    I would just say something that is honest and you really are working/ want to work on. But nothing dangerous to patients!! Like inattention to detail lol.
  12. by   Libby1987
    Think of an example where your weakness came into play and how you handled it.

    If it's say discomfort with confrontation then describe the scenario, how your discomfort with confrontation came into play and both what you did to manage it at the time and have done to improve.
  13. by   llg
    Quote from Libby1987
    Think of an example where your weakness came into play and how you handled it.

    If it's say discomfort with confrontation then describe the scenario, how your discomfort with confrontation came into play and both what you did to manage it at the time and have done to improve.
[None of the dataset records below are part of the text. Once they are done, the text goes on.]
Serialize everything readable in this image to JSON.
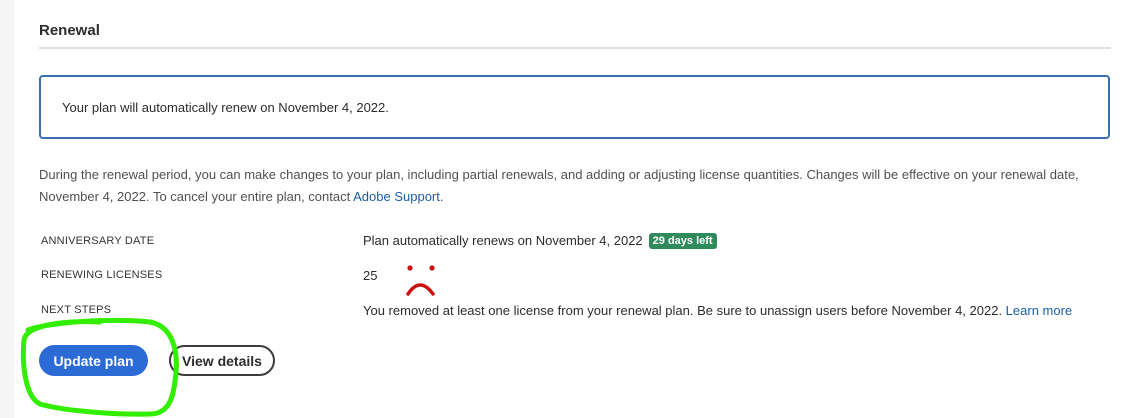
{
  "renewal": {
    "title": "Renewal",
    "notice": "Your plan will automatically renew on November 4, 2022.",
    "description_text": "During the renewal period, you can make changes to your plan, including partial renewals, and adding or adjusting license quantities. Changes will be effective on your renewal date, November 4, 2022. To cancel your entire plan, contact ",
    "description_link": "Adobe Support",
    "description_end": ".",
    "rows": {
      "anniversary": {
        "label": "ANNIVERSARY DATE",
        "value": "Plan automatically renews on November 4, 2022",
        "badge": "29 days left"
      },
      "licenses": {
        "label": "RENEWING LICENSES",
        "value": "25"
      },
      "next_steps": {
        "label": "NEXT STEPS",
        "value": "You removed at least one license from your renewal plan. Be sure to unassign users before November 4, 2022. ",
        "link": "Learn more"
      }
    },
    "buttons": {
      "update": "Update plan",
      "details": "View details"
    }
  },
  "colors": {
    "primary_button": "#2c6ad6",
    "badge": "#2f8a5c",
    "notice_border": "#3a6fae",
    "annotation_green": "#33ee00",
    "annotation_red": "#cc1111"
  },
  "annotations": {
    "sad_face": "sad-face-doodle",
    "highlight": "green-circle-around-update-button"
  }
}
    Strongly agree. This is the type of question I follow-up with when people give me a rehearsed, bs answer. I ask them to elaborate ... tell me how "being a perfectionist ... or being faster than everyone else ... or whatever" has hurt them, how they responded, etc. What they are planning to do to help prevent further problems with that weakness, etc.
  14. by   Workitinurfava
    I never admit to any weaknesses. That question is a double-edged sword question that could lead one into not selling them-self as a qualified applicant. For every job that I have ever gotten I have said no. I was actually questioned about it, the lady said everyone has weakness and I said I always work hard to never have any.